In a few minutes she was out of the booth, a satisfied smile on her face as she felt the shoji click shut. She sent the main doorway a scowl before returning to her haunt at the front counter.
"Amusing." Came the sarcastic drawl.
"Hmm, as I was saying, there is news." Returned Aoshi, drawing forward the saucer.
"News?" The voice was deeper, graver.
"Yes, another fire."
"A huge one, still growing."
"An estate? Must be far from the city."
"Yes, far. Aoi-Jinja, nearly all of the west by now. It started near Setcu and spread. "
"Setcu? Well—that's where Fuji was brought up to for the week." The voiced remained perfectly even.
"Hmm." The pause was long and marked with barely audible sips. "The giant would be the last to return to that alliance." An even answer was whispered back.
"I agree, and even if he is loyal to the uprising, they would hardly call him away in a rush. Fire or not, Fuji would be very hard to whisk away. Unless—"
"No, I doubt they are that desperate."
"Aa. But Chou, my partner, would have a far easier time slipping away. Except, I can't see much of a welcome for him back at Shishio's camp."
"Agreed. He would be a fool to go back."
"Fool that he is, I doubt he has crawled back. The ahou isn't much of a swordsman but he has a brain ticking away slowly up there."
"Which brings us to the how. He may not have been the best but it would take someone skilled, a team perhaps, to make him disappear like this. And the why."
"Perhaps it would be worth taking a look at Setcu—"
"But assuming that fire was staged by the same party you'd be wasting a day and half."
"Exactly. And there is one other thing."
"Oh? He's been spotted?"
"Yes, he has, the Tenken. He's resurfaced."
"I see. Osaka?"
"Tokyo—" Aoshi paused to return to the last of his tea. "And you are leaving for Sectu when?"
"Soon, but sadly not soon enough."

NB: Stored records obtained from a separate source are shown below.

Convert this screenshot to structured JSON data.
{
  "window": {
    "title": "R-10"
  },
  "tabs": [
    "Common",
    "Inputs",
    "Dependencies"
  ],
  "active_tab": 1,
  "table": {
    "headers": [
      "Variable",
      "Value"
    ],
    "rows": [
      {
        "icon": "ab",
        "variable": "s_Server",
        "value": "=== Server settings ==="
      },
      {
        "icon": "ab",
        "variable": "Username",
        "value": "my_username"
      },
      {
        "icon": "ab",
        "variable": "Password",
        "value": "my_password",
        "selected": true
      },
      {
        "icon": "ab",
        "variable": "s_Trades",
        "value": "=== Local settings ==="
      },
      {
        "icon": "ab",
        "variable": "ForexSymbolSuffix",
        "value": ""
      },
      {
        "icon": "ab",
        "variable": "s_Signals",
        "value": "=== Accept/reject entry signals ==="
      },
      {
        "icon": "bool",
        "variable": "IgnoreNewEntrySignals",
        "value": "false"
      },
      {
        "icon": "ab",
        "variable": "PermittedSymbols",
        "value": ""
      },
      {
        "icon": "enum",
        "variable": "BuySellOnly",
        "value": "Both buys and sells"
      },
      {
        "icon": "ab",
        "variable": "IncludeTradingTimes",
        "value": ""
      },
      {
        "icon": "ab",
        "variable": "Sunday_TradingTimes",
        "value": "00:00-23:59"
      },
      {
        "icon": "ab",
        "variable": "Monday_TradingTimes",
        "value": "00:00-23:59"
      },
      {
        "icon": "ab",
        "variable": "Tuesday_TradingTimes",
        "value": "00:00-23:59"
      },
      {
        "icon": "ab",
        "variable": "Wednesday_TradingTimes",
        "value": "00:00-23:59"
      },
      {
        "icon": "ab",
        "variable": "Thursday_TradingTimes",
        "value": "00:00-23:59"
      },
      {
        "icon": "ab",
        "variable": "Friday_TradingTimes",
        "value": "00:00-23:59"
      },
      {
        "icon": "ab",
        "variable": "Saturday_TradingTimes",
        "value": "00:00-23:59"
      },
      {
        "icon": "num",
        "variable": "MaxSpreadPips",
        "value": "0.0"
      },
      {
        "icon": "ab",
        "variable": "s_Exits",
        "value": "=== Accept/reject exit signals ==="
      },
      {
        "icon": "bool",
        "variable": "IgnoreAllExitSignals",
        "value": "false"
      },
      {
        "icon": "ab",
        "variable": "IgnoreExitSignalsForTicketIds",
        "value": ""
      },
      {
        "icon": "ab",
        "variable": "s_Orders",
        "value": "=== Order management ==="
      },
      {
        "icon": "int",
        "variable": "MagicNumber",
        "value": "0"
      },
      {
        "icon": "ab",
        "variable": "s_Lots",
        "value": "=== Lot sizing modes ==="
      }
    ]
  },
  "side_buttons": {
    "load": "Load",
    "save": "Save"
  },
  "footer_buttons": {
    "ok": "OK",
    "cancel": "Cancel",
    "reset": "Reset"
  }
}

"I doubt there is very much to follow up on."
"While the city is easier to scour—"
"The forest has many eyes, and just as many ears, I know." Aoshi finished the sentence for him. Rising to his feet and retrieving his coat in a single graceful motion. He turned to the shoji. "That woman will probably want you gone now."
"And you will be her hero?" The sarcasm was back, louder and scratchier. The rain had eased and the winds seemed to whistle and howl in the dark skies speeding the spray.
Without an answer Aoshi drew open the door and stood facing the counter. The woman dutifully produced a little slip of paper, the new tradition, and waited, smiling.
The small sum paid, he moved towards the door to avoid the queries about the quality of the drink and the warnings, to dry up and to avoid the rain, that he could see lining her smile.
As the serving woman reached the engawa, moments later, hoping to catch a last glimpse of her "poet" she could see no sign of him. But to her relief, the beggar was gone too.
She decided to close for the day, trusting the rain to continue through the night.
A tall figure in a pale coat arrowed the wispy water-curtains, rushing through the empty streets of Kyoto.
Chou sat cross legged in front of the shoji. The unnatural glow upon it faded in an instant as the thunder took reign from the lightning. His grip on the metal candle stand tightened as he reached for the screen door.
Chou whipped open the door just as the thunder roared out its last scratchy chord. And was blasted in the face, and then there was darkness as the shoji slammed shut once more.
A strange smile was etched on the cop's face. No fear, only excitement. He breathed in deep. He loved the scent of the wick as it cooled and calmed and blackened, but still held onto its inner fire. The wind had been strong and wet and cold. He loved that too. He'd have fun tonight, Chou decided, and he'd get out of the madhouse too.
He was on his feet once more, tossing open the shoji and strutting out into the storm tossed halls.
This has been sitting in the shelves mostly done for months now. Thanks for hanging around guys. And a few changes to the timing and to place details. I'll edit the earlier chapters soon as I can.